A multinational team of scientists examined whether high R&D (research and development) expenditures account for high drug prices in the United States in the first known study of its kind.
“There is a presumption that high R&D costs justify high drug prices. If that were true, then we’d see a positive association between the two measures,” said first author Olivier Wouters, Ph.D., assistant professor at the London School of Economics and Political Sciences.
But in a paper recently published in the journal JAMA Network Open, Wouters and colleagues from the University of California San Diego’s Skaggs School of Pharmacy and Pharmaceutical Sciences discovered no such association for 60 new drugs approved by the US Food and Drug Administration from 2009 to 2018.
The researchers compared information on drug pricing and R&D expenditures. They discovered no connection between pharmaceutical corporations’ R&D spending and the prices they charge for new drugs. The therapeutic value of a product was also evaluated by the researchers, but they discovered no link between therapeutic value and price.
“Our findings provide evidence that drug companies do not set prices based on how much they spent on R&D or how good a drug is. Instead, they charge what the market will bear,” said senior author Inmaculada Hernandez, PharmD, Ph.D., associate professor at Skaggs School of Pharmacy and Pharmaceutical Sciences.
The Congressional Budget Office estimates that the pharmaceutical sector spent $83 billion on research and development in 2019. It is estimated that companies spend between $1 billion and $3 billion on average to bring a single new product to market. According to the database company Statista, the U.S. pharmaceutical industry earned more than $490 billion in sales in 2019, making up close to half of the worldwide pharmaceutical market.

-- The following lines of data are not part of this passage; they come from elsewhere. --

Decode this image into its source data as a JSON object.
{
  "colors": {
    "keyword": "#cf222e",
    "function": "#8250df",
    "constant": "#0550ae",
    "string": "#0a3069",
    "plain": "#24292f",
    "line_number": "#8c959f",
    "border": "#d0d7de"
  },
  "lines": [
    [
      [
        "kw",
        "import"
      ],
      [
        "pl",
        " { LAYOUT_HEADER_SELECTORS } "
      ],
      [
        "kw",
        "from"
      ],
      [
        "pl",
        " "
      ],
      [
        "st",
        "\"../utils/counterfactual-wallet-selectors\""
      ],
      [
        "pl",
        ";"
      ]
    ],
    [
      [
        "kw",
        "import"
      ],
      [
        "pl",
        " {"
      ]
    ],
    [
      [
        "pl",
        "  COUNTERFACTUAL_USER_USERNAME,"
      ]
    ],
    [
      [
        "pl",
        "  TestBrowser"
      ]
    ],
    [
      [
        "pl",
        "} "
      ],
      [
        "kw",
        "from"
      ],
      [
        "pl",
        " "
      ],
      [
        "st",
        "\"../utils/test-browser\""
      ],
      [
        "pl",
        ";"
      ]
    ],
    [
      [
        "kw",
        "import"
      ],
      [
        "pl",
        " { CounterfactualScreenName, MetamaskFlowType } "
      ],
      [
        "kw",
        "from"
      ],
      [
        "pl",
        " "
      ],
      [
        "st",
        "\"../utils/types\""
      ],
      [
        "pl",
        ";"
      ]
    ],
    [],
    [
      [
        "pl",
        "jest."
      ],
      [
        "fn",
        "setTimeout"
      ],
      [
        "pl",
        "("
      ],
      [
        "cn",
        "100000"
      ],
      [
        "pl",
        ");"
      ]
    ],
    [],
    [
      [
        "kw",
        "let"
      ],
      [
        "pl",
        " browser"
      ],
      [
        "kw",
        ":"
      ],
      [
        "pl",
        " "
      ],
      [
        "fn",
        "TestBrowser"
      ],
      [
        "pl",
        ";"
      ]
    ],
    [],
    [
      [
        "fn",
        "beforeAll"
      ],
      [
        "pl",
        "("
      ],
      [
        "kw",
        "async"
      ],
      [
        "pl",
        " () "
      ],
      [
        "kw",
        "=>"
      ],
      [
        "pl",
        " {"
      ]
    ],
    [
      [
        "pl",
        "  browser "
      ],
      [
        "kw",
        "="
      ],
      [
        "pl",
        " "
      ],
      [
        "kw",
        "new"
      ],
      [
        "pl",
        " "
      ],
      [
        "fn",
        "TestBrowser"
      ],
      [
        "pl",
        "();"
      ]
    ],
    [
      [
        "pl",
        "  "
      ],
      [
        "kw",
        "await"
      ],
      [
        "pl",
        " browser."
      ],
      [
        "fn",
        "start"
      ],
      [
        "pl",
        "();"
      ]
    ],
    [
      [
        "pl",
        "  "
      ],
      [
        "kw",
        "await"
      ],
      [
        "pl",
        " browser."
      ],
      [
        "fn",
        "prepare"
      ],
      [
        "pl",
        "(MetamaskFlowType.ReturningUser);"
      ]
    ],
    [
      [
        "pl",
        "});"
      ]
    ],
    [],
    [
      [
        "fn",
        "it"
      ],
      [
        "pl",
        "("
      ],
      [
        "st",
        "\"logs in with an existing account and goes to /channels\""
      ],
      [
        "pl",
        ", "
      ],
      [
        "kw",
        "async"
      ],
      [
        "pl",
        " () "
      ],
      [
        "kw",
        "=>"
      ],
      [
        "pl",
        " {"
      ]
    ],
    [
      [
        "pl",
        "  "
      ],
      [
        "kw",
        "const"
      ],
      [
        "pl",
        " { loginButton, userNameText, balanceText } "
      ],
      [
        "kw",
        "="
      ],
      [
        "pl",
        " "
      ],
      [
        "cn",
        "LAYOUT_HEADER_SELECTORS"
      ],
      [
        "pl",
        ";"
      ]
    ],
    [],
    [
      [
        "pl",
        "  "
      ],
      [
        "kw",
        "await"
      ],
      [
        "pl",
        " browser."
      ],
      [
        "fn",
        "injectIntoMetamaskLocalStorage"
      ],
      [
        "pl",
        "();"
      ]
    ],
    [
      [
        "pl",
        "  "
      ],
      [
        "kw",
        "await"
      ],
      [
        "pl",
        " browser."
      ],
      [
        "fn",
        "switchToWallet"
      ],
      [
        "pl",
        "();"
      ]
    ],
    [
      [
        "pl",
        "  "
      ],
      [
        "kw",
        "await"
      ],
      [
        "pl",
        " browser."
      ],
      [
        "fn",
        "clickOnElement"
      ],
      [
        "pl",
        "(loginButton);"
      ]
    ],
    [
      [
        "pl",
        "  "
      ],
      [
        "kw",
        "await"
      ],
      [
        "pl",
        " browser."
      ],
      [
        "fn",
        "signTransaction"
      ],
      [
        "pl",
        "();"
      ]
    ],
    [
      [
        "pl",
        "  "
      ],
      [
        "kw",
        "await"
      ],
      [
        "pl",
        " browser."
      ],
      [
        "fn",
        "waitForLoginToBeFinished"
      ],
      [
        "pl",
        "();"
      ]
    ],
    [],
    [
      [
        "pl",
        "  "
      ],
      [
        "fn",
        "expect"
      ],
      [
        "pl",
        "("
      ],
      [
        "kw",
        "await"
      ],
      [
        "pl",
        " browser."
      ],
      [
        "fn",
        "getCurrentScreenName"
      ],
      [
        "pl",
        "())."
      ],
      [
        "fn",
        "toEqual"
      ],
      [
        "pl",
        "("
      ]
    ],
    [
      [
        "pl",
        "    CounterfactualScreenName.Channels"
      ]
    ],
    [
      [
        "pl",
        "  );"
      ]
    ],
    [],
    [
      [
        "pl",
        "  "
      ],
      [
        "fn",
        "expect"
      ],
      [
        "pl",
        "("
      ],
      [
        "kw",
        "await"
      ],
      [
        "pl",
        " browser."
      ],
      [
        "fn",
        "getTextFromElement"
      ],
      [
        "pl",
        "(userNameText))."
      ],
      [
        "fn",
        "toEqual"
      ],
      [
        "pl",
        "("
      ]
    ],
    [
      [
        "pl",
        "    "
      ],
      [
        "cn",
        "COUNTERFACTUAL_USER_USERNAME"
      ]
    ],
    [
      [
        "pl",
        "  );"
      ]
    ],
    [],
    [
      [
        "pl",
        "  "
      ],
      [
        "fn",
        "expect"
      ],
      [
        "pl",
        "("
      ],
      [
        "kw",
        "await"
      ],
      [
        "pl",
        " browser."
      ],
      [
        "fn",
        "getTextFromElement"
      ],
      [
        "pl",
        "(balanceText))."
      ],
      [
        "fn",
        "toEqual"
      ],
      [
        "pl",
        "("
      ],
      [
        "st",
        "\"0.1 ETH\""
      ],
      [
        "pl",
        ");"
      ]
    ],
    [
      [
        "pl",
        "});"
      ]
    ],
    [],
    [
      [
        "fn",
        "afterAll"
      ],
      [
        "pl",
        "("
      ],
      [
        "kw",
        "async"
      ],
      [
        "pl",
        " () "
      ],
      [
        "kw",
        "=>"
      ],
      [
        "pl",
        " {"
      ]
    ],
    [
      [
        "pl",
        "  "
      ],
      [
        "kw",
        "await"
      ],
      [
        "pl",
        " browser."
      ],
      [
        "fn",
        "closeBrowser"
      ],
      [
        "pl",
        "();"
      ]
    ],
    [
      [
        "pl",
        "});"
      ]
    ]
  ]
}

Americans spend more on prescription drugs per capita than citizens in any other country. In 2019, that worked out to more than $1,200 per person. A 2021 Rand Corporation study found U.S. drug prices were 2.56 times higher than those in 32 comparable countries. A Kaiser Family Foundation Health Tracking Poll published earlier this year found that eight in 10 adults said the cost of prescribed medications was unreasonable.
Legislators in Congress have in recent years introduced numerous proposals intended to apply downward pressure on drug prices. Pharmaceutical companies and trade groups have opposed these reforms, arguing that high drug prices are needed to recover R&D investments.
“If this argument is to be used to justify high prices and oppose measures to curb prescription drug costs, drug companies should supply further data to support their claims that high drug prices are needed to recover R&D investments,” said Hernandez.
Reference: “Association of Research and Development Investments With Treatment Costs for New Drugs Approved From 2009 to 2018” by Olivier J. Wouters, Ph.D., Lucas A. Berenbrok, PharmD, MS, Meiqi He, MS, Yihan Li, BS and Inmaculada Hernandez, PharmD, Ph.D., 26 September 2022, JAMA Network Open.
The study authors acknowledged that the analysis was limited by the small sample size.